:: THE DATA
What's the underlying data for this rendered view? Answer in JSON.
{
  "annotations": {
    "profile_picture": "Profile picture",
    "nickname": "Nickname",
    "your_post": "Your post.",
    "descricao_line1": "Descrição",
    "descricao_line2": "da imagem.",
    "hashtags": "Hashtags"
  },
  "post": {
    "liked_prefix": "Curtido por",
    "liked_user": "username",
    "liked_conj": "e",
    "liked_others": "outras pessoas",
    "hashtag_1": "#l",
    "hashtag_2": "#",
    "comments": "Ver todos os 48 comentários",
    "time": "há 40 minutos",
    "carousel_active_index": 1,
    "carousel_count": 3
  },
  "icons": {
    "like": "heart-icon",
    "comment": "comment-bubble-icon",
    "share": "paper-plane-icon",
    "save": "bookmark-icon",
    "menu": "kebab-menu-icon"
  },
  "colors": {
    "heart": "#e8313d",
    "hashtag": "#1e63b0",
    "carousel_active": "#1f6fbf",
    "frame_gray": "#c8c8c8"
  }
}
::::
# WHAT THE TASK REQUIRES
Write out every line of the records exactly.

# TASK SOLUTION
What's the underlying data for this rendered view? Answer in JSON.
{
  "annotations": {
    "profile_picture": "Profile picture",
    "nickname": "Nickname",
    "your_post": "Your post.",
    "descricao_line1": "Descrição",
    "descricao_line2": "da imagem.",
    "hashtags": "Hashtags"
  },
  "post": {
    "liked_prefix": "Curtido por",
    "liked_user": "username",
    "liked_conj": "e",
    "liked_others": "outras pessoas",
    "hashtag_1": "#l",
    "hashtag_2": "#",
    "comments": "Ver todos os 48 comentários",
    "time": "há 40 minutos",
    "carousel_active_index": 1,
    "carousel_count": 3
  },
  "icons": {
    "like": "heart-icon",
    "comment": "comment-bubble-icon",
    "share": "paper-plane-icon",
    "save": "bookmark-icon",
    "menu": "kebab-menu-icon"
  },
  "colors": {
    "heart": "#e8313d",
    "hashtag": "#1e63b0",
    "carousel_active": "#1f6fbf",
    "frame_gray": "#c8c8c8"
  }
}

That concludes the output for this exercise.